Dutch gambling authority Kannspelautoriteit (KSA) has voiced its support on plans to remove gaming machines based on games of chance from family arcades. This is move is intended to stop minors from gambling illegally.
Family Enterainment Centers Nederland (FEC Nederland), an organization representing 70% of family arcades int eh country, wrote to the KSA and presented its plans to pull out games of chance machines from the arcades it represents.
So-called family entertainment centers have several arcade, skill, and fairground machines like pinball, air hockey, and virtual reality, focusing mostly on providing a source of entertainment to adults and children alike.
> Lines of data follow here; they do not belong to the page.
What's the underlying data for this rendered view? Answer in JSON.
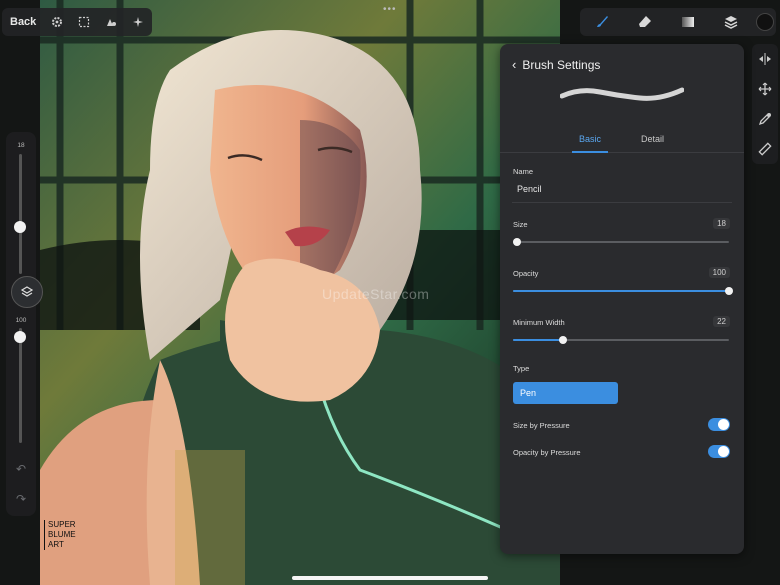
{
  "top_left_toolbar": {
    "back_label": "Back",
    "icons": [
      "gear-icon",
      "selection-icon",
      "shapes-icon",
      "sparkle-icon"
    ]
  },
  "top_right_toolbar": {
    "icons": [
      "brush-icon",
      "eraser-icon",
      "gradient-icon",
      "layers-icon"
    ],
    "current_color": "#111111"
  },
  "left_sidebar": {
    "size_value": "18",
    "opacity_value": "100",
    "size_level": 0.61,
    "opacity_level": 0.08
  },
  "right_tools": {
    "icons": [
      "flip-icon",
      "move-icon",
      "eyedropper-icon",
      "ruler-icon"
    ]
  },
  "brush_settings": {
    "title": "Brush Settings",
    "tabs": [
      "Basic",
      "Detail"
    ],
    "active_tab": "Basic",
    "name_label": "Name",
    "name_value": "Pencil",
    "size_label": "Size",
    "size_value": "18",
    "size_fraction": 0.02,
    "opacity_label": "Opacity",
    "opacity_value": "100",
    "opacity_fraction": 1.0,
    "min_width_label": "Minimum Width",
    "min_width_value": "22",
    "min_width_fraction": 0.23,
    "type_label": "Type",
    "type_value": "Pen",
    "size_by_pressure_label": "Size by Pressure",
    "size_by_pressure_on": true,
    "opacity_by_pressure_label": "Opacity by Pressure",
    "opacity_by_pressure_on": true
  },
  "canvas": {
    "watermark": "UpdateStar.com",
    "signature": [
      "SUPER",
      "BLUME",
      "ART"
    ]
  },
  "colors": {
    "accent": "#3b8ee0",
    "panel": "#2a2b2e"
  }
}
Minors are already prohibited from playing games of chance on the machines. However, FEC Nederland explained that their continued presence in family arcades meant it would be difficult to monitor activity all over the country.
For this reason, FEC Nederland revealed that it will not purchase any new machines in this category, and it aims to remove all such games in the next 10 years.
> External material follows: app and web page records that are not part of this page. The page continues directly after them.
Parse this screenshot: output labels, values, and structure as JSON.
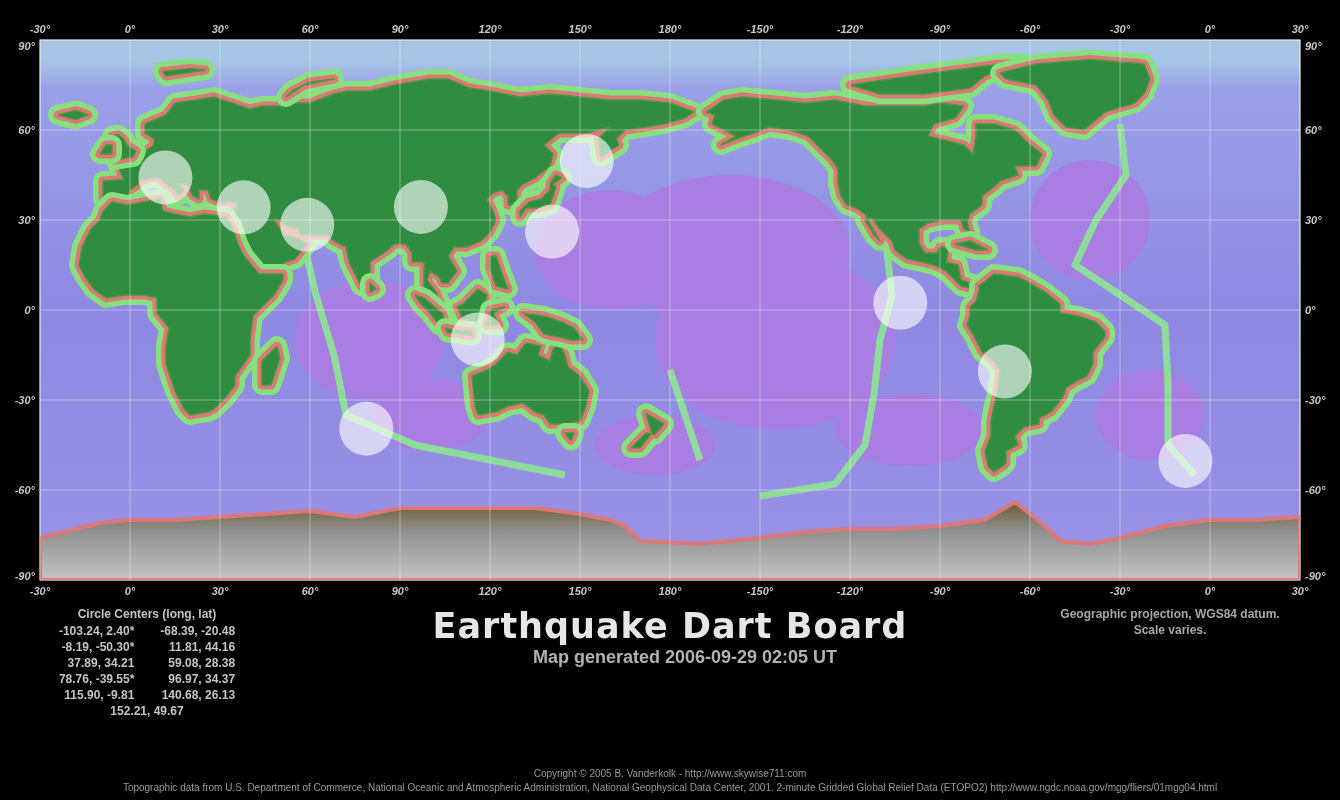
{
  "map": {
    "top_axis_labels": [
      "-30°",
      "0°",
      "30°",
      "60°",
      "90°",
      "120°",
      "150°",
      "180°",
      "-150°",
      "-120°",
      "-90°",
      "-60°",
      "-30°",
      "0°",
      "30°"
    ],
    "bottom_axis_labels": [
      "-30°",
      "0°",
      "30°",
      "60°",
      "90°",
      "120°",
      "150°",
      "180°",
      "-150°",
      "-120°",
      "-90°",
      "-60°",
      "-30°",
      "0°",
      "30°"
    ],
    "left_axis_labels": [
      "90°",
      "60°",
      "30°",
      "0°",
      "-30°",
      "-60°",
      "-90°"
    ],
    "right_axis_labels": [
      "90°",
      "60°",
      "30°",
      "0°",
      "-30°",
      "-60°",
      "-90°"
    ]
  },
  "legend": {
    "title": "Circle Centers (long, lat)",
    "entries": [
      "-103.24, 2.40*",
      "-68.39, -20.48",
      "-8.19, -50.30*",
      "11.81, 44.16",
      "37.89, 34.21",
      "59.08, 28.38",
      "78.76, -39.55*",
      "96.97, 34.37",
      "115.90, -9.81",
      "140.68, 26.13",
      "152.21, 49.67"
    ]
  },
  "title": "Earthquake Dart Board",
  "subtitle": "Map generated 2006-09-29 02:05 UT",
  "projection_note": [
    "Geographic projection, WGS84 datum.",
    "Scale varies."
  ],
  "footer": [
    "Copyright © 2005 B. Vanderkolk - http://www.skywise711.com",
    "Topographic data from U.S. Department of Commerce, National Oceanic and Atmospheric Administration, National Geophysical Data Center, 2001. 2-minute Gridded Global Relief Data (ETOPO2) http://www.ngdc.noaa.gov/mgg/fliers/01mgg04.html"
  ]
}
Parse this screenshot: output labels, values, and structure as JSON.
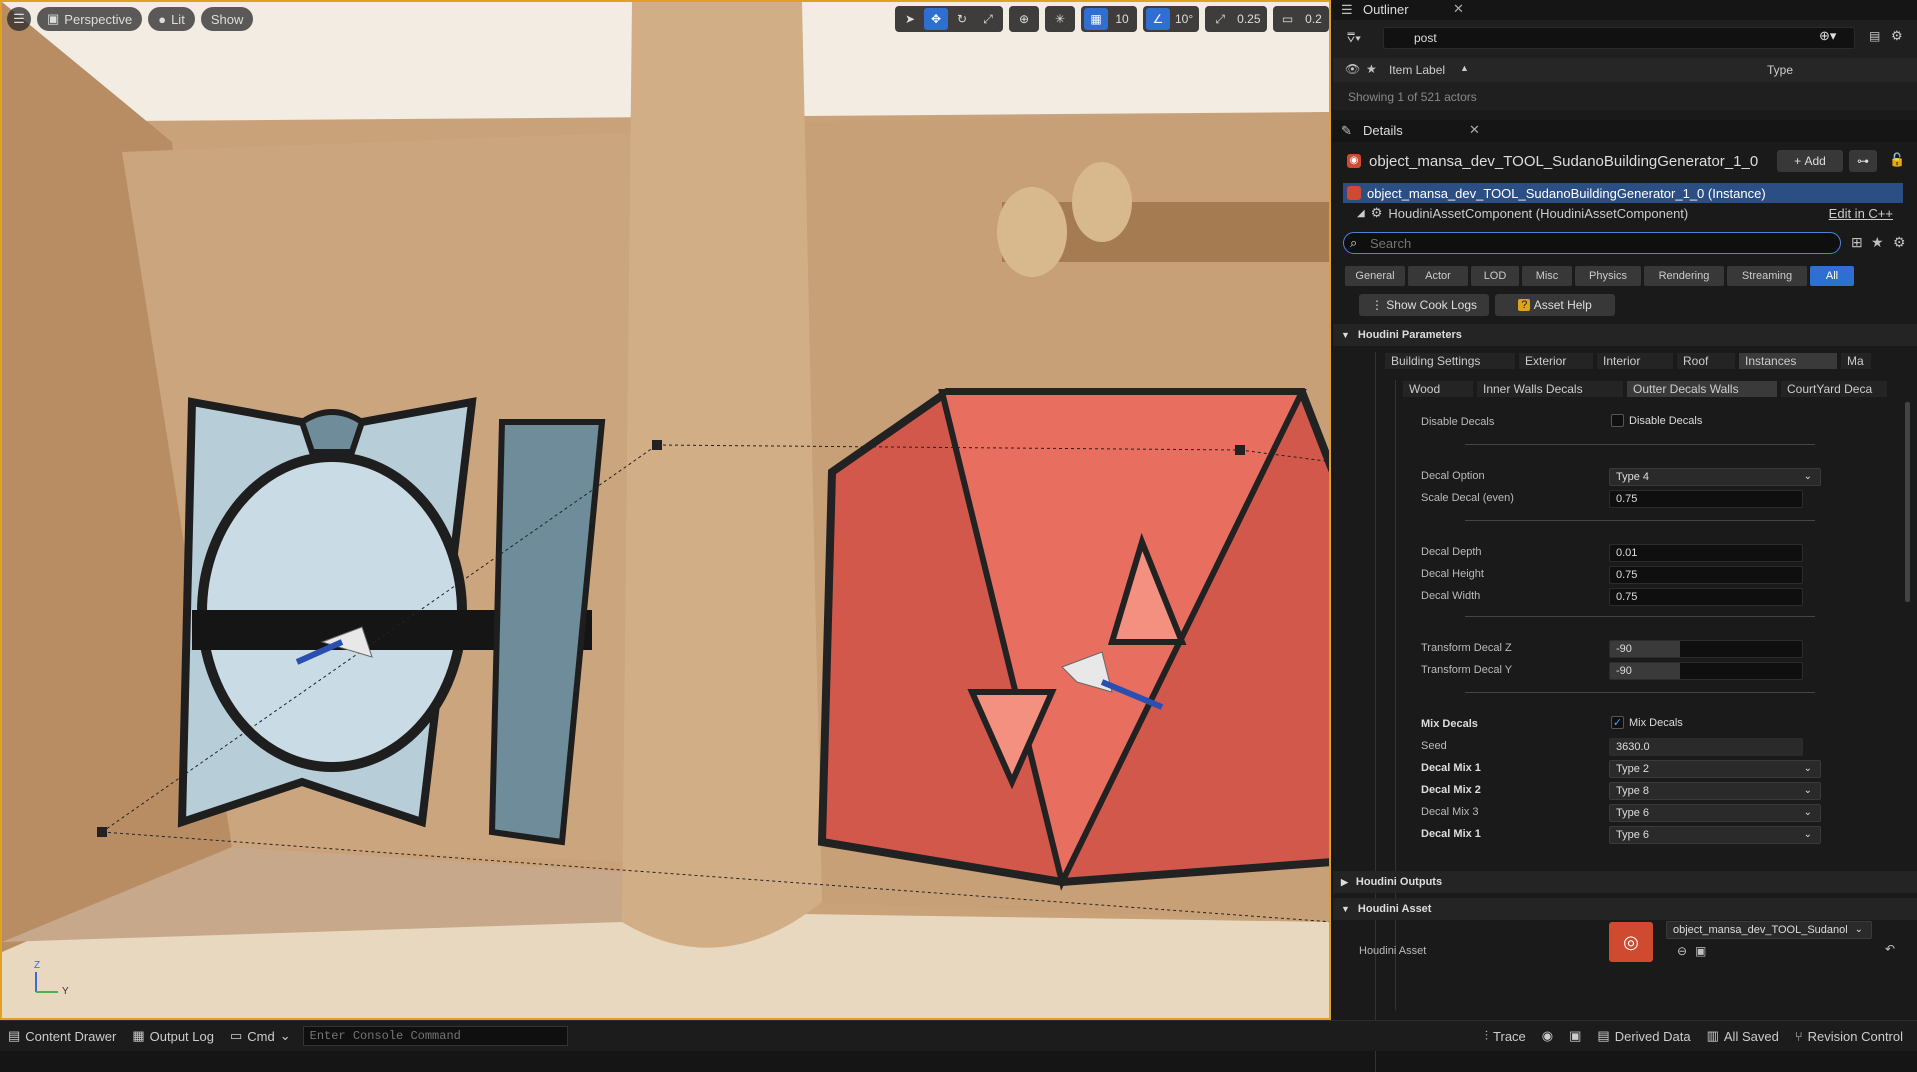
{
  "viewport": {
    "menu_icon": "hamburger-icon",
    "view_mode": "Perspective",
    "lit_mode": "Lit",
    "show_label": "Show",
    "grid_snap": "10",
    "rot_snap": "10°",
    "scale_snap": "0.25",
    "camera_speed": "0.2",
    "axis_z": "Z",
    "axis_y": "Y"
  },
  "outliner": {
    "title": "Outliner",
    "search_value": "post",
    "col_label": "Item Label",
    "col_type": "Type",
    "status": "Showing 1 of 521 actors"
  },
  "details": {
    "title": "Details",
    "object_name": "object_mansa_dev_TOOL_SudanoBuildingGenerator_1_0",
    "add_label": "Add",
    "instance_row": "object_mansa_dev_TOOL_SudanoBuildingGenerator_1_0 (Instance)",
    "component_row": "HoudiniAssetComponent (HoudiniAssetComponent)",
    "edit_cpp": "Edit in C++",
    "search_placeholder": "Search",
    "categories": [
      "General",
      "Actor",
      "LOD",
      "Misc",
      "Physics",
      "Rendering",
      "Streaming",
      "All"
    ],
    "show_cook_logs": "Show Cook Logs",
    "asset_help": "Asset Help",
    "houdini_parameters": "Houdini Parameters",
    "param_tabs": [
      "Building Settings",
      "Exterior",
      "Interior",
      "Roof",
      "Instances",
      "Ma"
    ],
    "sub_tabs": [
      "Wood",
      "Inner Walls Decals",
      "Outter Decals Walls",
      "CourtYard Deca"
    ],
    "disable_decals_label": "Disable Decals",
    "disable_decals_check": "Disable Decals",
    "decal_option_label": "Decal Option",
    "decal_option_value": "Type 4",
    "scale_decal_label": "Scale Decal (even)",
    "scale_decal_value": "0.75",
    "decal_depth_label": "Decal Depth",
    "decal_depth_value": "0.01",
    "decal_height_label": "Decal Height",
    "decal_height_value": "0.75",
    "decal_width_label": "Decal Width",
    "decal_width_value": "0.75",
    "transform_z_label": "Transform Decal Z",
    "transform_z_value": "-90",
    "transform_y_label": "Transform Decal Y",
    "transform_y_value": "-90",
    "mix_decals_label": "Mix Decals",
    "mix_decals_check": "Mix Decals",
    "seed_label": "Seed",
    "seed_value": "3630.0",
    "mix1_label": "Decal Mix 1",
    "mix1_value": "Type 2",
    "mix2_label": "Decal Mix 2",
    "mix2_value": "Type 8",
    "mix3_label": "Decal Mix 3",
    "mix3_value": "Type 6",
    "mix4_label": "Decal Mix 1",
    "mix4_value": "Type 6",
    "houdini_outputs": "Houdini Outputs",
    "houdini_asset_section": "Houdini Asset",
    "houdini_asset_label": "Houdini Asset",
    "houdini_asset_value": "object_mansa_dev_TOOL_Sudanol"
  },
  "bottombar": {
    "content_drawer": "Content Drawer",
    "output_log": "Output Log",
    "cmd": "Cmd",
    "console_placeholder": "Enter Console Command",
    "trace": "Trace",
    "derived_data": "Derived Data",
    "all_saved": "All Saved",
    "revision_control": "Revision Control"
  },
  "colors": {
    "accent": "#2e6fd1",
    "selection_outline": "#e0a020"
  }
}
FEC Nederland also explained that it has spoken to suppliers and all non-members, to inform them of the initiative and encourage them to follow the plan.
Games of skill will be allowed to remain in arcades under the FEC Nederland plan, including so-called ‘fairground games.’ These games pay out in other prizes as an alternative to m oney, such as physical goods or tickets.
The KSA admitted that current laws concerning games of chance machines in family arcades—based on the 1964 Games of Chance Act—do not do much to protect people. The Act allows the machines to run at arcades.
“The legislator, who made this law in 1964, envisioned vending machines at traveling fairs and in amusement and holiday parks. The risk of developing gambling addiction in places where people stay for a short time was considered small,” the KSA said.
“The exception means that no model permission (inspection) and operating permit are required for fairground machines. The disadvantage of this is that proper supervision is not possible,” it added.
The growing number of permanent entertainment centers, according to the gambling regulator, resulted to more games of chance machines going live, and was thus more accessible to minors.
“FEC Netherlands argues for amendment of the legislation so that fairground machines with games of chance are no longer possible; the KSA endorses this plea,” the regulator said.